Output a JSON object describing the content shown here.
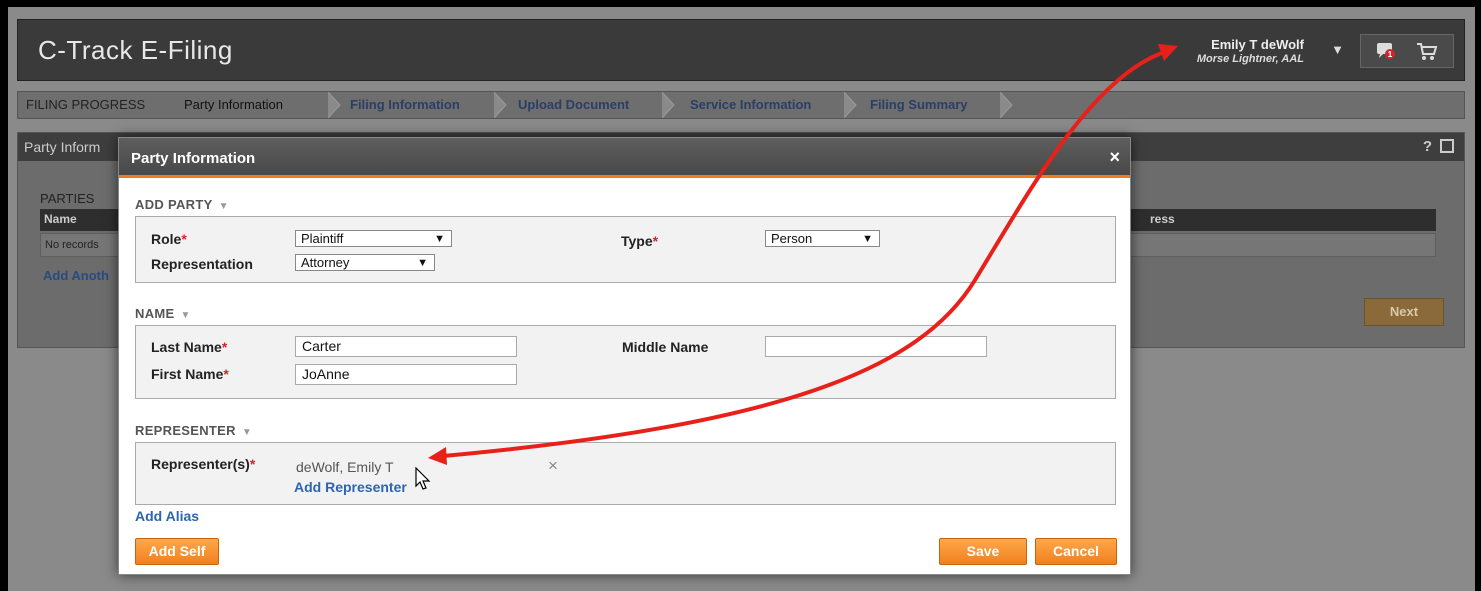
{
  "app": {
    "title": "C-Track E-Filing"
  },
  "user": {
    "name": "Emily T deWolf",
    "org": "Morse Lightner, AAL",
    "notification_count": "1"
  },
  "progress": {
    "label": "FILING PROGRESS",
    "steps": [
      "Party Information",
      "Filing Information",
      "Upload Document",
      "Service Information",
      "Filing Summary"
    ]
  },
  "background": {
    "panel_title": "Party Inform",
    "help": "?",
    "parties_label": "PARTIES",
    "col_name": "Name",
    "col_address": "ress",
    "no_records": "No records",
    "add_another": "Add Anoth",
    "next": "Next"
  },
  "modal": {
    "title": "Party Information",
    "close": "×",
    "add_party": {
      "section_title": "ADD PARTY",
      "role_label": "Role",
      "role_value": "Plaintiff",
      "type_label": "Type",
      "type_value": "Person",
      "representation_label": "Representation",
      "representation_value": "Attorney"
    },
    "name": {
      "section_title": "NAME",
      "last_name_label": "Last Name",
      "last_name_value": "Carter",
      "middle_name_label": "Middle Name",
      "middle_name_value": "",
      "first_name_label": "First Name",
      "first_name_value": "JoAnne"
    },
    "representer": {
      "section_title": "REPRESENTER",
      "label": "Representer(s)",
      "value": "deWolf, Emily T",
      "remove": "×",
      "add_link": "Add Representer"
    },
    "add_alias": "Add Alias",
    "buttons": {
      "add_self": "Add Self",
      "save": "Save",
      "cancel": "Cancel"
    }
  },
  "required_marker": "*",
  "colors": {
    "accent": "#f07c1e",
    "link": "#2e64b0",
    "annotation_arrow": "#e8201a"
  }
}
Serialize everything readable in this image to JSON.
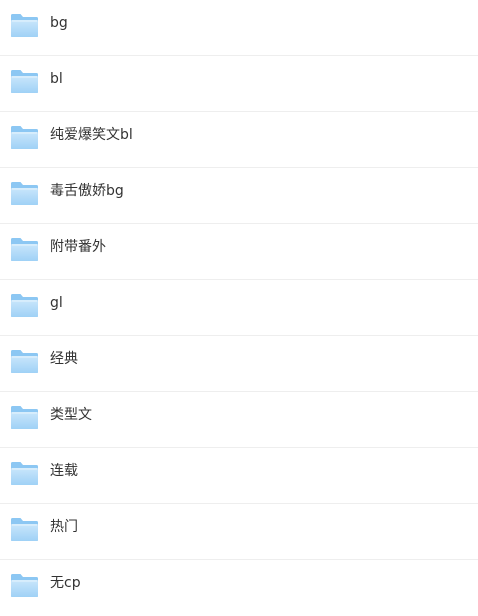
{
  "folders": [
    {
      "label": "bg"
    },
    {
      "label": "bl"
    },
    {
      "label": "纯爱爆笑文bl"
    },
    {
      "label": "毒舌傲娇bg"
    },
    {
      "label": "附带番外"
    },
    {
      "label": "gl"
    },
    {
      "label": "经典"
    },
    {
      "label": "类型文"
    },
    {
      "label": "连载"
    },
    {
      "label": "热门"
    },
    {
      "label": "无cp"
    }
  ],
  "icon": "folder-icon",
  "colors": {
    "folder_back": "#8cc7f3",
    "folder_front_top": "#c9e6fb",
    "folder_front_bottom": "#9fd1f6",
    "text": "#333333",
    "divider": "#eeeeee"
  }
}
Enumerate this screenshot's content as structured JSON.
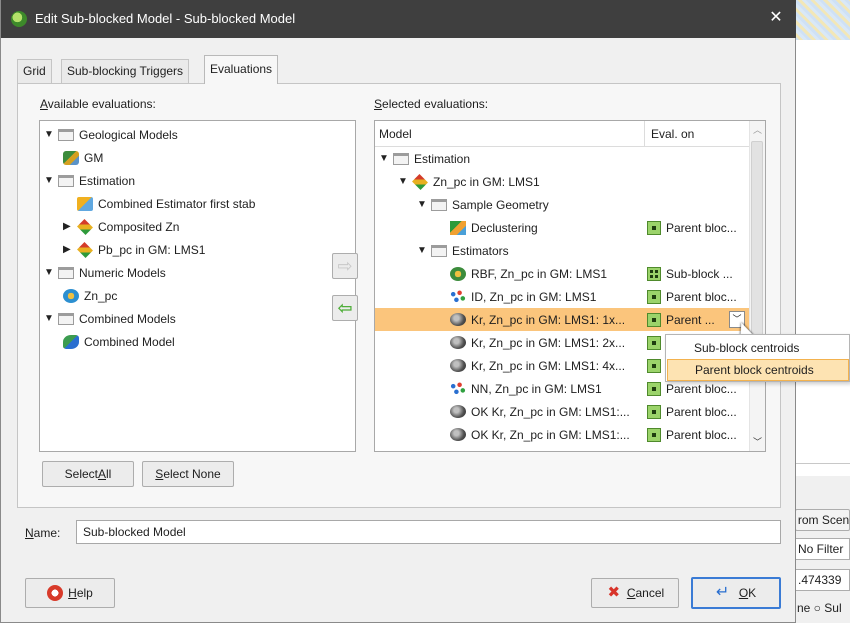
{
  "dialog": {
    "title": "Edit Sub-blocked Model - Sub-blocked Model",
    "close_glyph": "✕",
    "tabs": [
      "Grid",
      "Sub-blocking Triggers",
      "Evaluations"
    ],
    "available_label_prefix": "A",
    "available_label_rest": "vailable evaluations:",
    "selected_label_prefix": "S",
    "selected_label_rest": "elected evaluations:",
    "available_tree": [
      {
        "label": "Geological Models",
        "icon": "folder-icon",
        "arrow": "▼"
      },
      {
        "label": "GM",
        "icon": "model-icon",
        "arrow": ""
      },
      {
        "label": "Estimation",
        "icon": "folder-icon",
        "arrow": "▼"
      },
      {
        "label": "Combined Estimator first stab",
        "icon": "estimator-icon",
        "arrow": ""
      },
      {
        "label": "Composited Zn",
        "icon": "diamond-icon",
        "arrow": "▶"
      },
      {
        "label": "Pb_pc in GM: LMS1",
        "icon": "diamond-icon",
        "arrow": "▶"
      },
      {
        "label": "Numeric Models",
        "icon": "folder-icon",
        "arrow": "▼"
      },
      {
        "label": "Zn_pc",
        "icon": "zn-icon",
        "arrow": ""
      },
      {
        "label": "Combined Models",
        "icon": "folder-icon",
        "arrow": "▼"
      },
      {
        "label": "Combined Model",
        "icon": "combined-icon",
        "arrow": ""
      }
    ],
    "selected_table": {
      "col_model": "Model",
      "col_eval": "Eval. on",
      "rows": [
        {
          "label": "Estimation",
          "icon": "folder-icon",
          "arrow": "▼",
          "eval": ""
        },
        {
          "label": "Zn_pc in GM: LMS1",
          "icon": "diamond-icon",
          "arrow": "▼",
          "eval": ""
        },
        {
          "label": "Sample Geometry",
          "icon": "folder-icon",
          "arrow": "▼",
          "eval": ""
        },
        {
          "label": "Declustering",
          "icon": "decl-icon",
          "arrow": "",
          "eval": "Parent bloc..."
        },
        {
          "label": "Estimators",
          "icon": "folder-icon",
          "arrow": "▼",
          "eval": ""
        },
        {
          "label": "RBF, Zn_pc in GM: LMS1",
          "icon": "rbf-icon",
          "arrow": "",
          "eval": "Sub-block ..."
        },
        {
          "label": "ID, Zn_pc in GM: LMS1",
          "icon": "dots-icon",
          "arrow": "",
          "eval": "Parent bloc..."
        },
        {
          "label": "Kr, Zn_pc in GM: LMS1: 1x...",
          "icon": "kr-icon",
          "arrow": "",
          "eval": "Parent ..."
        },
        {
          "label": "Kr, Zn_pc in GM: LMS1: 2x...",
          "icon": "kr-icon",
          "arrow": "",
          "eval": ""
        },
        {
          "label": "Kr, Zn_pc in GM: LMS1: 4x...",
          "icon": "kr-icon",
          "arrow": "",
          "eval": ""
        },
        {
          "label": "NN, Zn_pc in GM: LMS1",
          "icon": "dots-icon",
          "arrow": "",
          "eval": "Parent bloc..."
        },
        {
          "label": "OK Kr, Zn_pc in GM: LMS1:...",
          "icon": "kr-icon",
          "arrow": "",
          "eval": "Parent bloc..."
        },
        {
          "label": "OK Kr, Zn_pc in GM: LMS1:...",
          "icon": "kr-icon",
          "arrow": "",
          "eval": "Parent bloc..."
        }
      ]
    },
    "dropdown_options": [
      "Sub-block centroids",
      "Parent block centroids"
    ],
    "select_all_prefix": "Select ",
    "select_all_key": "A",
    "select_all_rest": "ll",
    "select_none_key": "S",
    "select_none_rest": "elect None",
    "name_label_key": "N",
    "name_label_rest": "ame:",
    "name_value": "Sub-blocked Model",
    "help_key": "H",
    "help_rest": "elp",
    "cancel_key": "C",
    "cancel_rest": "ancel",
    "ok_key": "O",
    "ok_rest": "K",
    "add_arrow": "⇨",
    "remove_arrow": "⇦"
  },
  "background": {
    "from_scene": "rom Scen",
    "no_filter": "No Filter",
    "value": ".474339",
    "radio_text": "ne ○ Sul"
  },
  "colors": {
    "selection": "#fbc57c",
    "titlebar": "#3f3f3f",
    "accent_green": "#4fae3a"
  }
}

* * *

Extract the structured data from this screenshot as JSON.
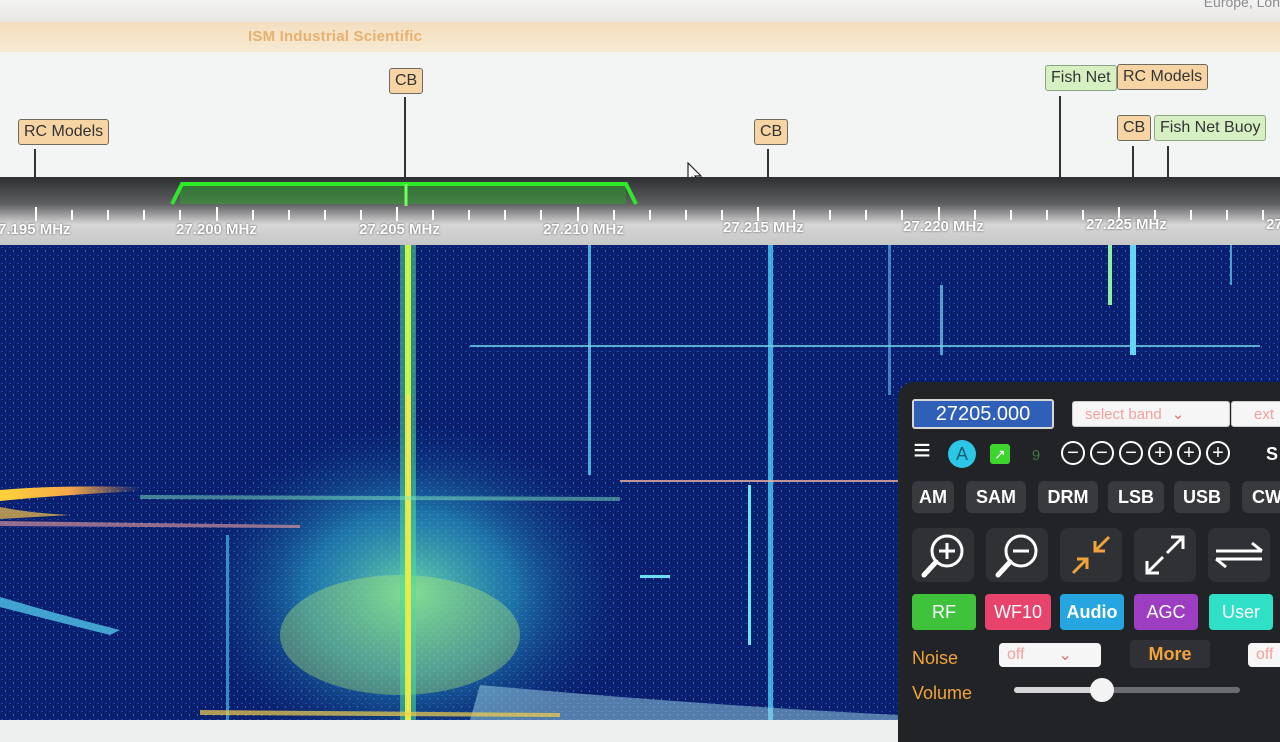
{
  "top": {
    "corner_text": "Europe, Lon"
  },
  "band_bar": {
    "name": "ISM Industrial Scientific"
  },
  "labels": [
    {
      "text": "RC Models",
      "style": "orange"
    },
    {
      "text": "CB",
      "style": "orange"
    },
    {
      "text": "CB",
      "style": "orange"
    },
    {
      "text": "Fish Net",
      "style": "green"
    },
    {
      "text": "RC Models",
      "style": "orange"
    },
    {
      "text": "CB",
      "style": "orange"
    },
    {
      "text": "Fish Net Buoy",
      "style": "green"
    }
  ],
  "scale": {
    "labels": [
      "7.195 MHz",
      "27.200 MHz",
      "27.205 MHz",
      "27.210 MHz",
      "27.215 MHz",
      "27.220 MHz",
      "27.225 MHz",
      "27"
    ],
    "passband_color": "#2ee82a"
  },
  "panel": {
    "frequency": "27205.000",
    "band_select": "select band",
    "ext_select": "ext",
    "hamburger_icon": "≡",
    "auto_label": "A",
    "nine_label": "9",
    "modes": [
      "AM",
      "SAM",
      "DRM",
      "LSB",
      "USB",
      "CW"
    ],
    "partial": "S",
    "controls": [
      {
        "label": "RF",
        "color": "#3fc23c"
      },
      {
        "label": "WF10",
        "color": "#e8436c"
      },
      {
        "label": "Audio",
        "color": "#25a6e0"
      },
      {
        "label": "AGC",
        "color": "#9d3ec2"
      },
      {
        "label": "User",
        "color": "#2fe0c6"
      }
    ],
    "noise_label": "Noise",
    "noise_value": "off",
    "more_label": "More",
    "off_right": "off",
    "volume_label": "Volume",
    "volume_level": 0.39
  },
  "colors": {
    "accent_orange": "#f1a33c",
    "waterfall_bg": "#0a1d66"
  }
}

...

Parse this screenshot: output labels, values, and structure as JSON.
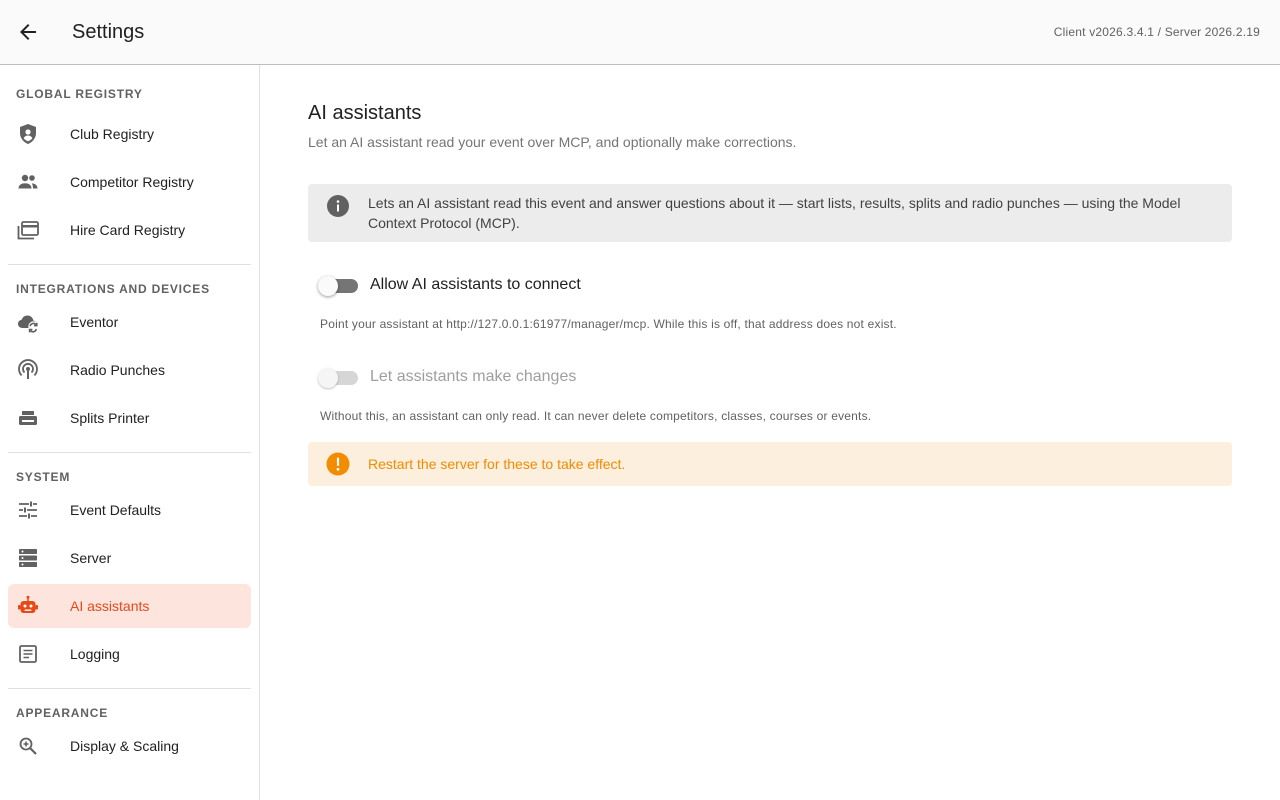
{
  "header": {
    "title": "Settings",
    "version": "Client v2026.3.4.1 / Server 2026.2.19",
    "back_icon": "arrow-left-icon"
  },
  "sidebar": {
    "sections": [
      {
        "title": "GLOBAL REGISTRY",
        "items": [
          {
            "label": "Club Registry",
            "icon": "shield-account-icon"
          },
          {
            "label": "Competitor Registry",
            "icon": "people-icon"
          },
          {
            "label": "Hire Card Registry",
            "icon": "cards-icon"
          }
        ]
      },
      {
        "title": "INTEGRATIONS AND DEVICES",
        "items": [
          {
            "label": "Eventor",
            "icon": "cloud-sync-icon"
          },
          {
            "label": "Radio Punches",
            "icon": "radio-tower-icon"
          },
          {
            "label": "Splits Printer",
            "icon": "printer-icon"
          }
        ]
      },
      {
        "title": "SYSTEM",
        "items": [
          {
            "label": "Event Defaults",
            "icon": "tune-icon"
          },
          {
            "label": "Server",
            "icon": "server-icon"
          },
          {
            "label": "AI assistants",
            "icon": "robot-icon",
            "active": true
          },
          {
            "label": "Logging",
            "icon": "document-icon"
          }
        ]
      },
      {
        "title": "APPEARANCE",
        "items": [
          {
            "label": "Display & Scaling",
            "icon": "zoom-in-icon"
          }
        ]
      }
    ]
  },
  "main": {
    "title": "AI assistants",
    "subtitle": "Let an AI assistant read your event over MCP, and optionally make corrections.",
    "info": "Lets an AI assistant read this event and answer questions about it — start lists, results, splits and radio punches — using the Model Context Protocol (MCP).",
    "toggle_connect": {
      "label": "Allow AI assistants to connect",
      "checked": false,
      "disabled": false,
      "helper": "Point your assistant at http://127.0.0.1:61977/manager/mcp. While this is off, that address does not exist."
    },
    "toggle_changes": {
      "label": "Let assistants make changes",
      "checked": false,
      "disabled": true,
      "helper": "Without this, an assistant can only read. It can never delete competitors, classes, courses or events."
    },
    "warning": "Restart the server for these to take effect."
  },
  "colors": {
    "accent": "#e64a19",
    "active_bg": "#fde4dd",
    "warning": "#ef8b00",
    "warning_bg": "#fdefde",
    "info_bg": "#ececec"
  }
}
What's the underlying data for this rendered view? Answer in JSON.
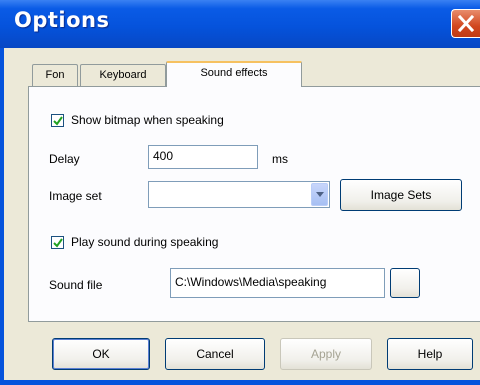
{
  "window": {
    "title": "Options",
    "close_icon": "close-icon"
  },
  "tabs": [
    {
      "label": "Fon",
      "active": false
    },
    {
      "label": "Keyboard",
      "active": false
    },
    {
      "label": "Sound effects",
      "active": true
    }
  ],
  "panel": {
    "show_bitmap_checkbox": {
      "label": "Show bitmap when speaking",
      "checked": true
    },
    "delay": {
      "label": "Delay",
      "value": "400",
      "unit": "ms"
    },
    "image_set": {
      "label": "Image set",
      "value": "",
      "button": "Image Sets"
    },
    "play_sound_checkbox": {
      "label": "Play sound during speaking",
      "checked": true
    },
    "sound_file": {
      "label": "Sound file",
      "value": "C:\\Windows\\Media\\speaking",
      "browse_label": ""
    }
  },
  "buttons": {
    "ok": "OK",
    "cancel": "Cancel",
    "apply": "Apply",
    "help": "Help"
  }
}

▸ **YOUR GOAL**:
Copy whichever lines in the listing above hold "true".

▸ **FINAL ANSWER**:
            "active": true
      "disabled": true,
      "active": true
      "checked": true
      "checked": true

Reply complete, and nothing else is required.